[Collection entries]
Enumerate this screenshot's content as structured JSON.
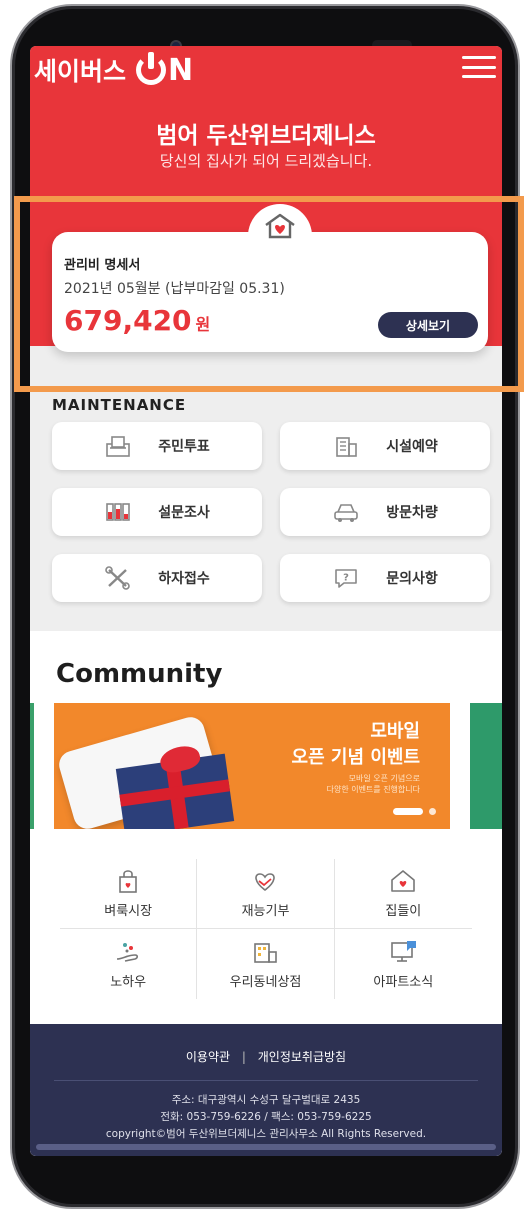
{
  "app": {
    "logo_text": "세이버스",
    "logo_suffix": "N"
  },
  "hero": {
    "title": "범어 두산위브더제니스",
    "subtitle": "당신의 집사가 되어 드리겠습니다."
  },
  "bill": {
    "label": "관리비 명세서",
    "period": "2021년 05월분 (납부마감일 05.31)",
    "amount": "679,420",
    "unit": "원",
    "detail_button": "상세보기",
    "icon": "house-heart-icon"
  },
  "maintenance": {
    "title": "MAINTENANCE",
    "items": [
      {
        "label": "주민투표",
        "icon": "ballot-box-icon"
      },
      {
        "label": "시설예약",
        "icon": "building-icon"
      },
      {
        "label": "설문조사",
        "icon": "survey-icon"
      },
      {
        "label": "방문차량",
        "icon": "car-icon"
      },
      {
        "label": "하자접수",
        "icon": "tools-icon"
      },
      {
        "label": "문의사항",
        "icon": "question-chat-icon"
      }
    ]
  },
  "community": {
    "title": "Community",
    "banner": {
      "title_line1": "모바일",
      "title_line2": "오픈 기념 이벤트",
      "small_line1": "모바일 오픈 기념으로",
      "small_line2": "다양한 이벤트를 진행합니다"
    },
    "items": [
      {
        "label": "벼룩시장",
        "icon": "shopping-bag-icon"
      },
      {
        "label": "재능기부",
        "icon": "handshake-heart-icon"
      },
      {
        "label": "집들이",
        "icon": "home-heart-icon"
      },
      {
        "label": "노하우",
        "icon": "hand-sparkle-icon"
      },
      {
        "label": "우리동네상점",
        "icon": "store-icon"
      },
      {
        "label": "아파트소식",
        "icon": "monitor-news-icon"
      }
    ]
  },
  "footer": {
    "terms": "이용약관",
    "separator": "|",
    "privacy": "개인정보취급방침",
    "address": "주소: 대구광역시 수성구 달구벌대로 2435",
    "contact": "전화: 053-759-6226 / 팩스: 053-759-6225",
    "copyright": "copyright©범어 두산위브더제니스 관리사무소 All Rights Reserved."
  },
  "colors": {
    "brand_red": "#e8353a",
    "navy": "#2d3152",
    "highlight": "#f39a4c",
    "banner_orange": "#f2882b"
  }
}
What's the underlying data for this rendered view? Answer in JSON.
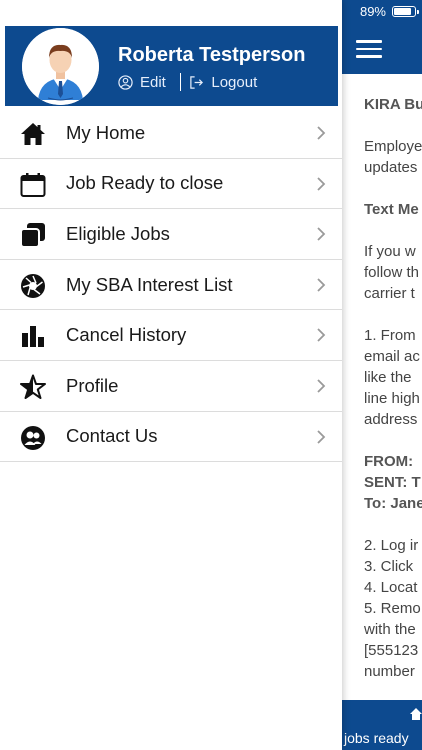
{
  "status_bar": {
    "battery_percent": "89%",
    "battery_level": 0.89
  },
  "user": {
    "name": "Roberta Testperson",
    "edit_label": "Edit",
    "logout_label": "Logout"
  },
  "menu": {
    "items": [
      {
        "label": "My Home",
        "icon": "home-icon"
      },
      {
        "label": "Job Ready to close",
        "icon": "calendar-icon"
      },
      {
        "label": "Eligible Jobs",
        "icon": "stacked-squares-icon"
      },
      {
        "label": "My SBA Interest List",
        "icon": "aperture-icon"
      },
      {
        "label": "Cancel History",
        "icon": "bar-chart-icon"
      },
      {
        "label": "Profile",
        "icon": "star-icon"
      },
      {
        "label": "Contact Us",
        "icon": "users-icon"
      }
    ]
  },
  "background": {
    "lines": [
      {
        "text": "KIRA Bu",
        "bold": true
      },
      {
        "text": "Employe",
        "bold": false
      },
      {
        "text": "updates",
        "bold": false
      },
      {
        "text": "Text Me",
        "bold": true
      },
      {
        "text": "If you w",
        "bold": false
      },
      {
        "text": "follow th",
        "bold": false
      },
      {
        "text": "carrier t",
        "bold": false
      },
      {
        "text": "1. From",
        "bold": false
      },
      {
        "text": "email ac",
        "bold": false
      },
      {
        "text": "like the",
        "bold": false
      },
      {
        "text": "line high",
        "bold": false
      },
      {
        "text": "address",
        "bold": false
      },
      {
        "text": "FROM:",
        "bold": true
      },
      {
        "text": "SENT: T",
        "bold": true
      },
      {
        "text": "To: Jane",
        "bold": true
      },
      {
        "text": "2. Log ir",
        "bold": false
      },
      {
        "text": "3. Click",
        "bold": false
      },
      {
        "text": "4. Locat",
        "bold": false
      },
      {
        "text": "5. Remo",
        "bold": false
      },
      {
        "text": "with the",
        "bold": false
      },
      {
        "text": "[555123",
        "bold": false
      },
      {
        "text": "number",
        "bold": false
      }
    ],
    "bottom_label": "jobs ready"
  },
  "colors": {
    "brand": "#0d4a8f"
  }
}
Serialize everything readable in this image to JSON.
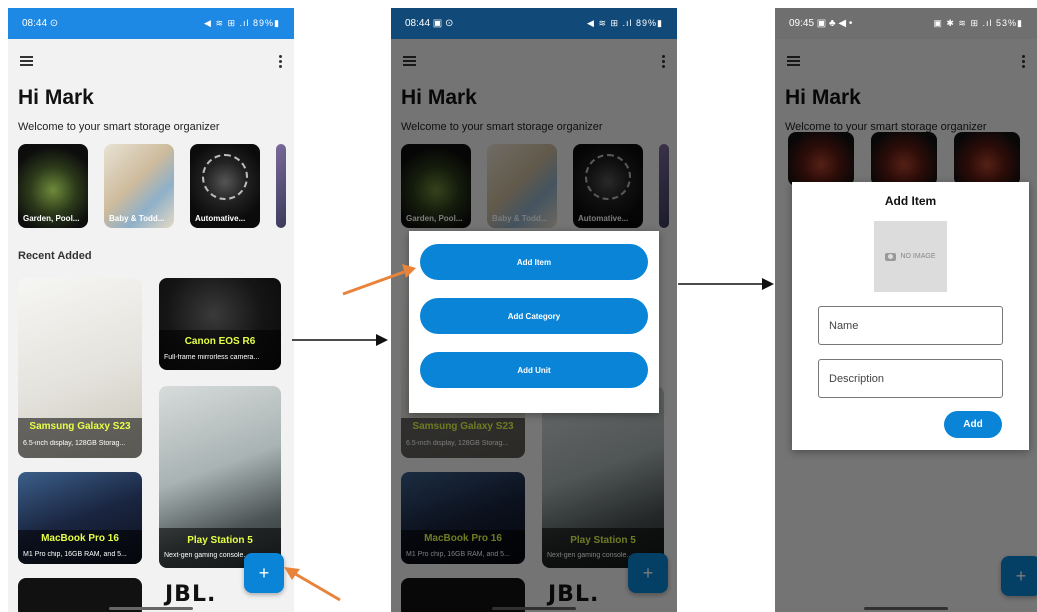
{
  "screens": {
    "home": {
      "status": {
        "time": "08:44 ⊙",
        "icons": "◀ ≋ ⊞ .ıl 89%▮"
      },
      "greeting": "Hi Mark",
      "welcome": "Welcome to your smart storage organizer",
      "categories": [
        "Garden, Pool...",
        "Baby & Todd...",
        "Automative..."
      ],
      "section_title": "Recent Added",
      "items": [
        {
          "title": "Samsung Galaxy S23",
          "desc": "6.5-inch display, 128GB Storag..."
        },
        {
          "title": "Canon EOS R6",
          "desc": "Full-frame mirrorless camera..."
        },
        {
          "title": "MacBook Pro 16",
          "desc": "M1 Pro chip, 16GB RAM, and 5..."
        },
        {
          "title": "Play Station 5",
          "desc": "Next-gen gaming console..."
        }
      ],
      "partial_brand": "JBL.",
      "fab": "+"
    },
    "menu": {
      "status": {
        "time": "08:44 ▣ ⊙",
        "icons": "◀ ≋ ⊞ .ıl 89%▮"
      },
      "buttons": [
        "Add Item",
        "Add Category",
        "Add Unit"
      ]
    },
    "add_item": {
      "status": {
        "time": "09:45 ▣ ♣ ◀ •",
        "icons": "▣ ✱ ≋ ⊞ .ıl 53%▮"
      },
      "title": "Add Item",
      "no_image": "NO IMAGE",
      "name_placeholder": "Name",
      "description_placeholder": "Description",
      "add_label": "Add"
    }
  },
  "colors": {
    "primary": "#0a84d6",
    "statusbar": "#1e88e5",
    "highlight": "#e6ff47",
    "arrow": "#e8833a"
  }
}
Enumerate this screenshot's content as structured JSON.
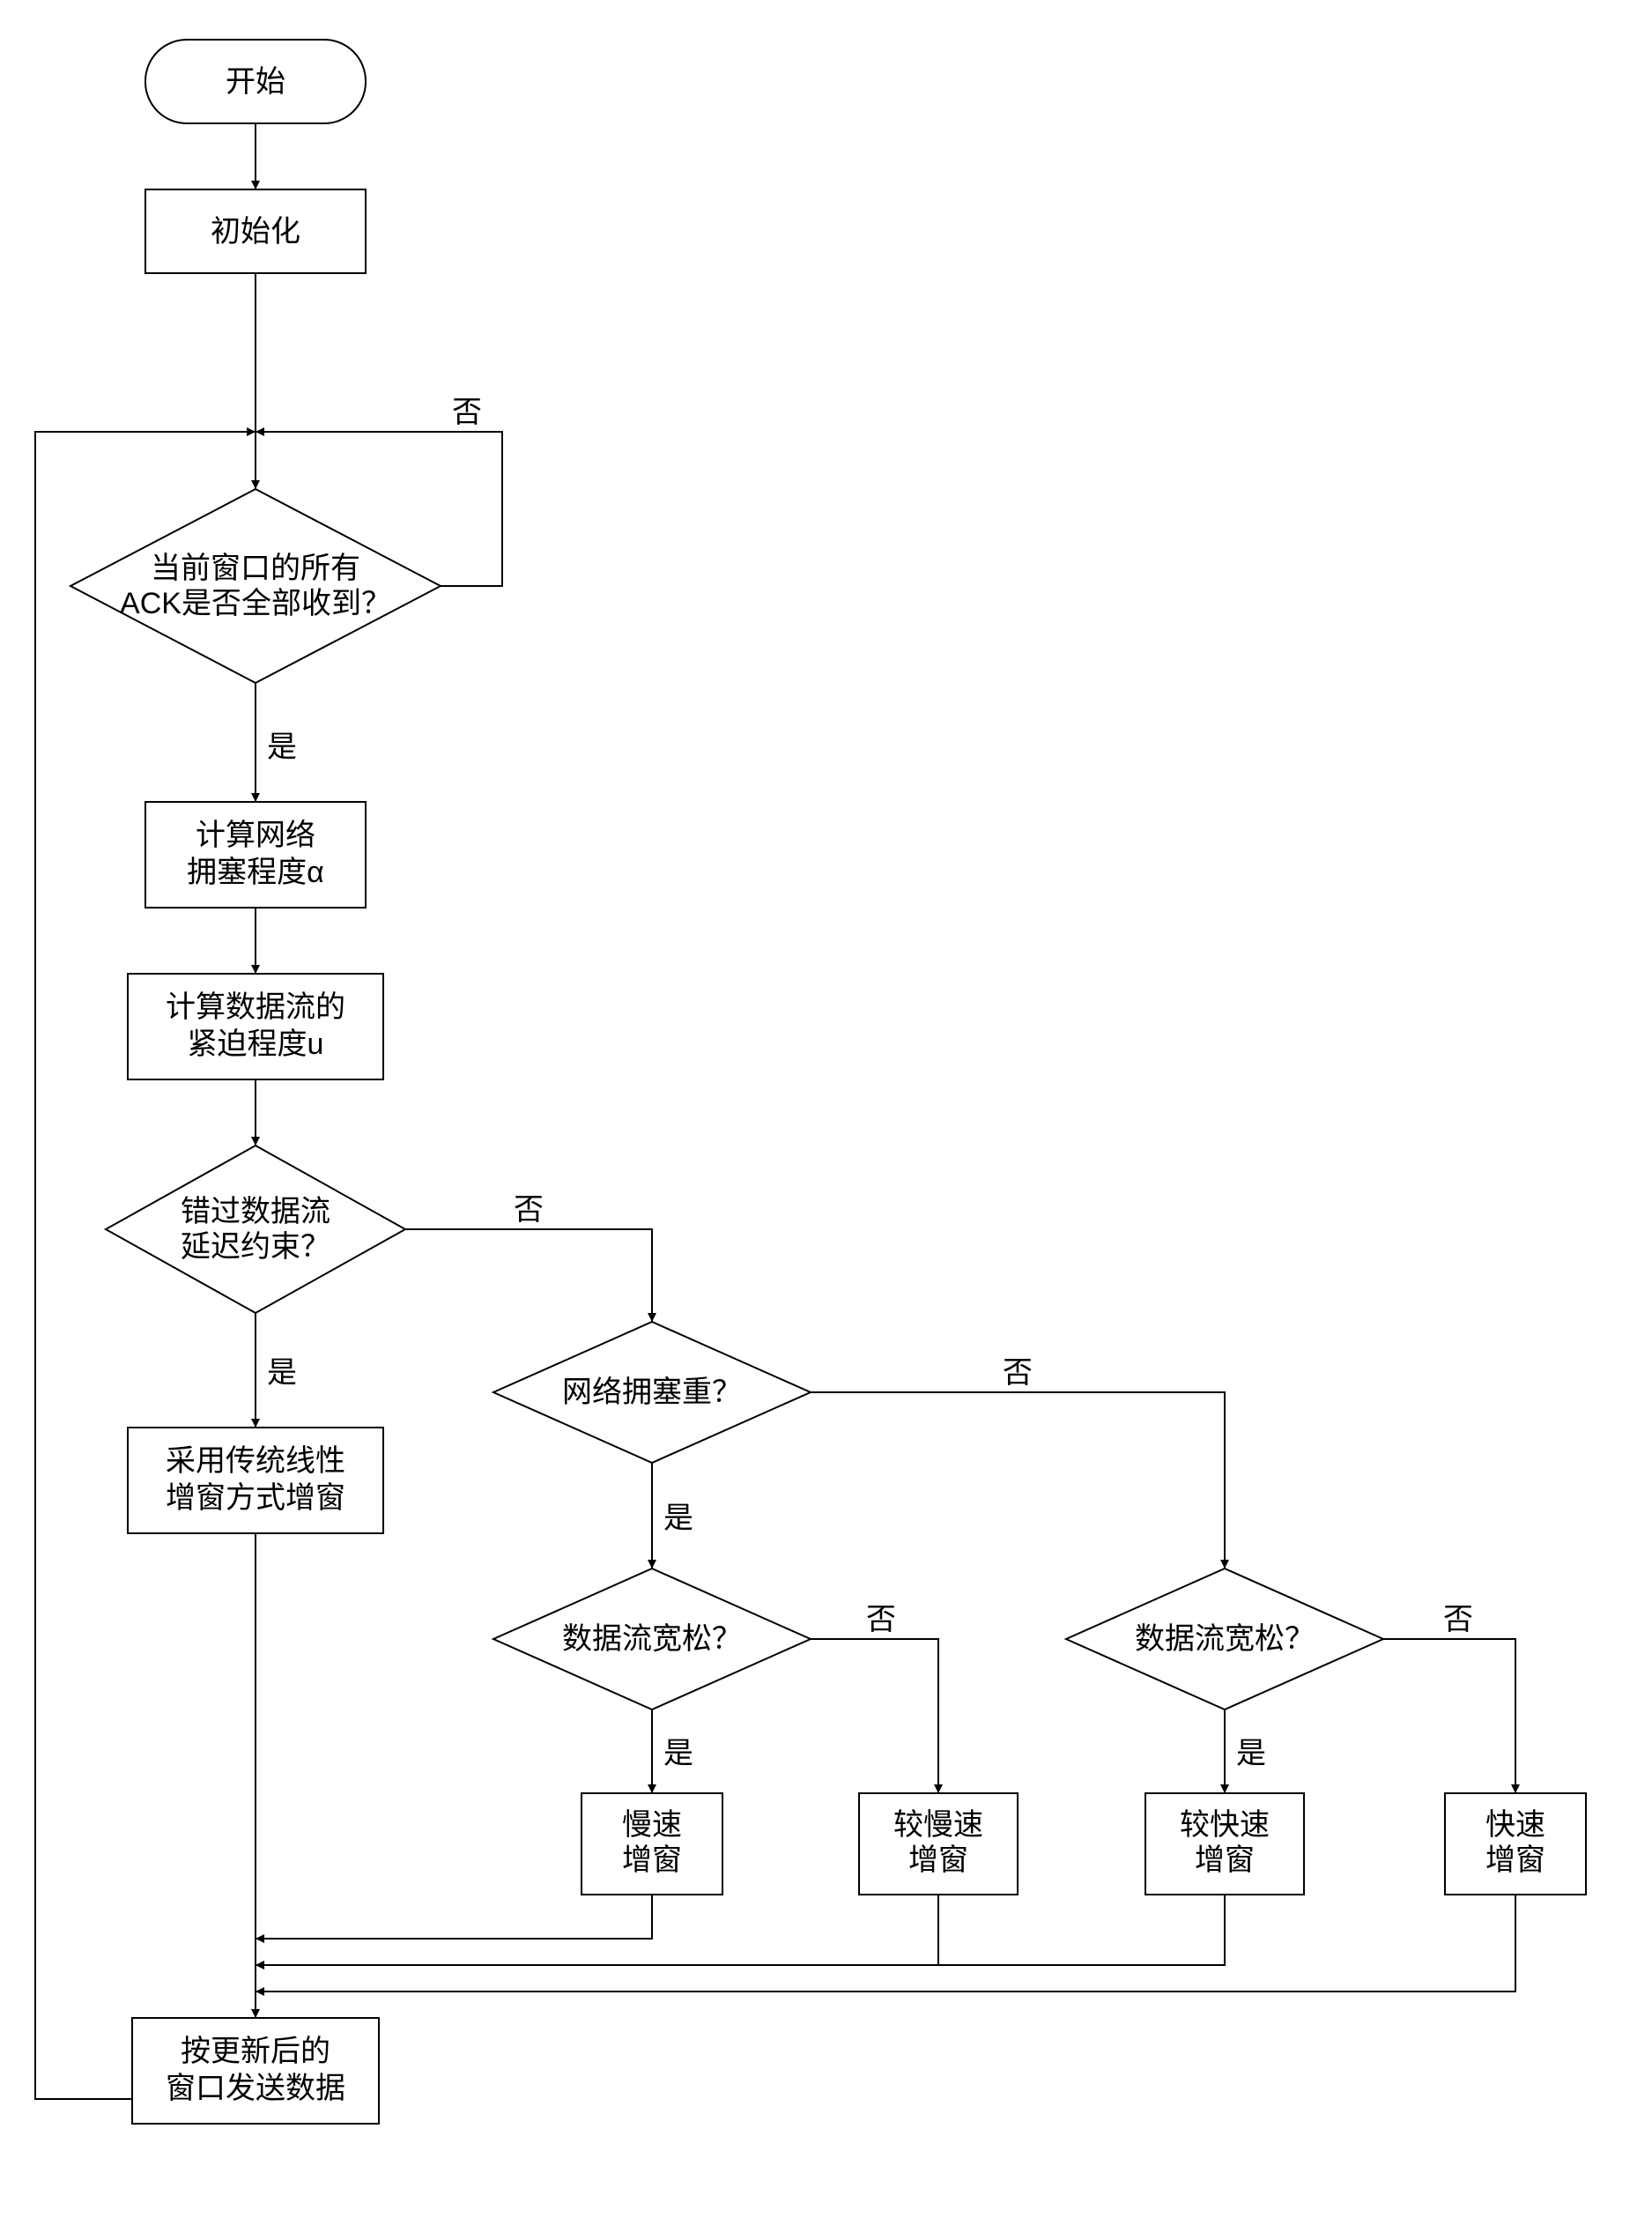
{
  "flow": {
    "start": "开始",
    "init": "初始化",
    "ack_check_l1": "当前窗口的所有",
    "ack_check_l2": "ACK是否全部收到？",
    "calc_alpha_l1": "计算网络",
    "calc_alpha_l2": "拥塞程度α",
    "calc_u_l1": "计算数据流的",
    "calc_u_l2": "紧迫程度u",
    "missed_delay_l1": "错过数据流",
    "missed_delay_l2": "延迟约束？",
    "linear_inc_l1": "采用传统线性",
    "linear_inc_l2": "增窗方式增窗",
    "net_heavy": "网络拥塞重？",
    "flow_loose_left": "数据流宽松？",
    "flow_loose_right": "数据流宽松？",
    "slow_inc_l1": "慢速",
    "slow_inc_l2": "增窗",
    "slower_inc_l1": "较慢速",
    "slower_inc_l2": "增窗",
    "faster_inc_l1": "较快速",
    "faster_inc_l2": "增窗",
    "fast_inc_l1": "快速",
    "fast_inc_l2": "增窗",
    "send_data_l1": "按更新后的",
    "send_data_l2": "窗口发送数据",
    "yes": "是",
    "no": "否"
  }
}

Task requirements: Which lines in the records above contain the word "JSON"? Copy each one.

Task output:
Enumerate this screenshot's content as structured JSON.
What's the underlying data for this rendered view? Answer in JSON.
Serialize everything readable in this image to JSON.
Enumerate this screenshot's content as structured JSON.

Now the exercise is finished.